Airdrops can also cause discounted futures prices as the holders of the derivative contract do not receive any rewards, but each exchange has its own pricing mechanisms and risks, so the only This is not the case with Binance and OKX’s Polkadot Quarterly futures, for example, trading at a discount to the spot exchange’s DOT price.
Note that futures contracts traded at discounts of 1.5% to 4% from May to August. This backwardation indicates a lack of demand from leveraged buyers. However, given the long-term trend and the fact that Polkadot rose 40% from his July 26th to August 12th, external factors may be in play.
Futures contract prices are decoupled from spot exchanges, requiring traders to adjust their targets and entry levels each time they use the quarterly market.
Higher fees and price decoupling should be considered
The main advantage of futures contracts is leverage, i.e. the ability to trade larger amounts than your initial deposit (collateral or margin).
Consider a scenario where an investor deposits $100 and buys $2,000 worth of Bitcoin (long) (Bitcoin) futures using 20x leverage.
Derivative contracts generally have lower trading fees than spot markers, but a 0.05% fee applies to trades of $2,000. Therefore, it costs $4 to enter and exit a position once. This corresponds to his 4% of the initial deposit amount. It may not sound like much, but as sales grow, these burdens add up.
Even if traders understand the additional costs and benefits of using futures commodities, the unknown element tends to emerge only in volatile market conditions. The separation between derivatives contracts and regular spot exchanges is usually caused by liquidations.
Derivatives exchanges have built-in mechanisms to close positions once the trader’s collateral becomes insufficient to cover the risk. This liquidation mechanism can lead to dramatic price action and consequently decoupling from the index price.

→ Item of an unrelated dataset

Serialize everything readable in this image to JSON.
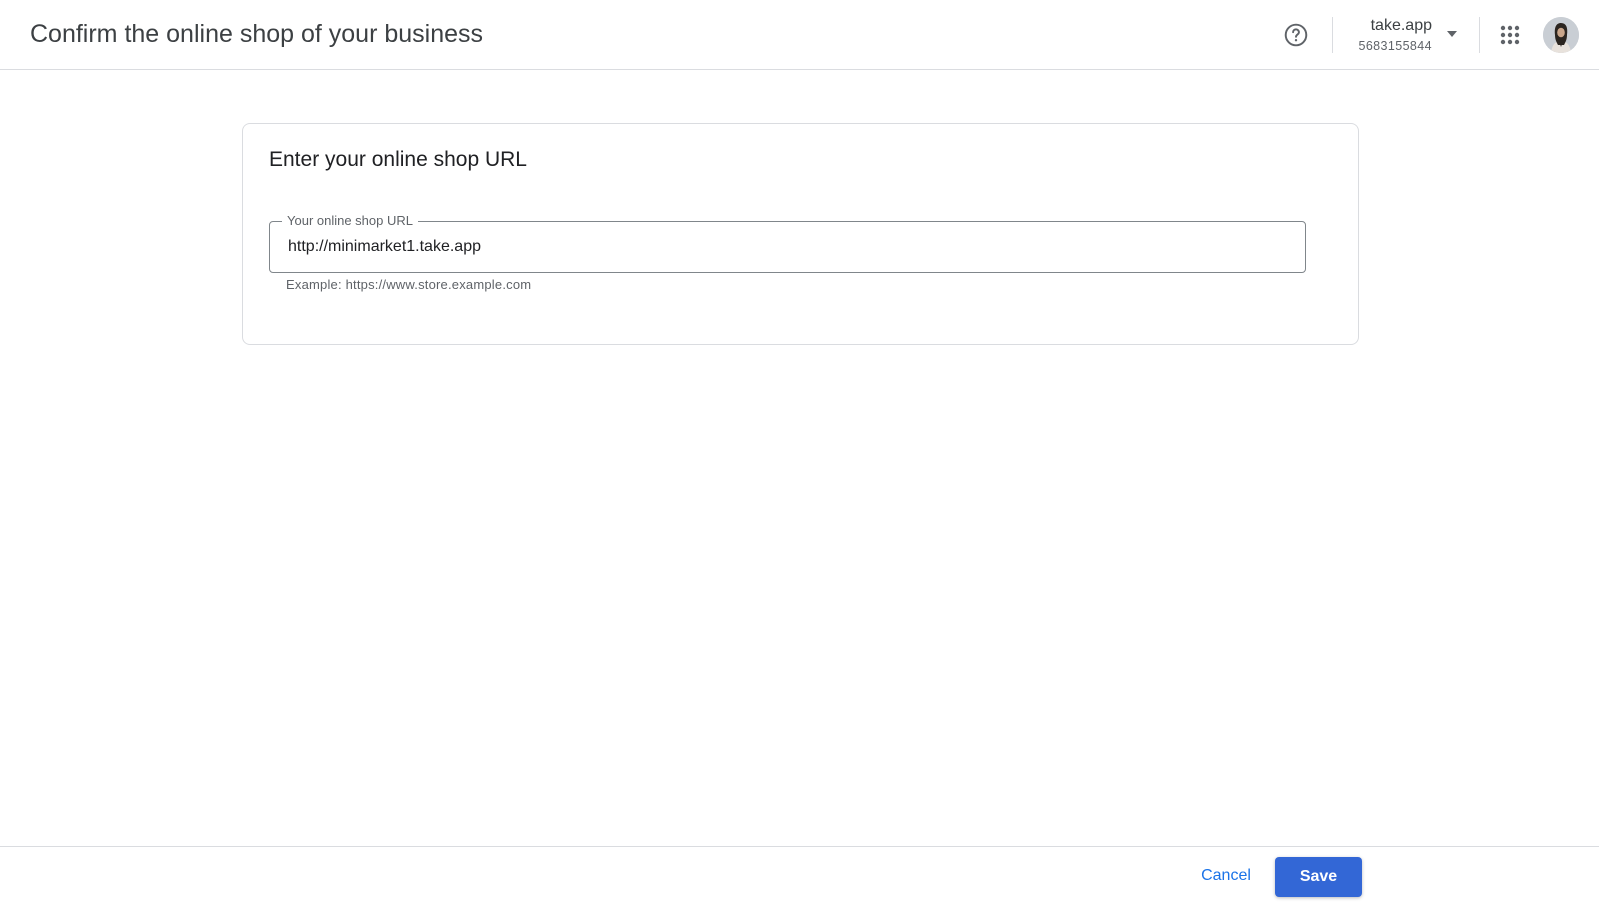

These distortions do not cause further liquidation, but uninformed investors may react to price movements that occur only in derivative contracts. To clarify, derivatives exchanges rely on external pricing sources, usually from the regular spot market, to calculate reference index prices.
There is nothing wrong with these proprietary processes, but every trader should consider the implications before using leverage. When trading in the futures market, you should analyze the impact of price decoupling, rising fees, and liquidation.
The views and opinions expressed herein are solely author They do not necessarily reflect the views of Cointelegraph. All investment and trading movements involve risk. You should do your own research when making a decision.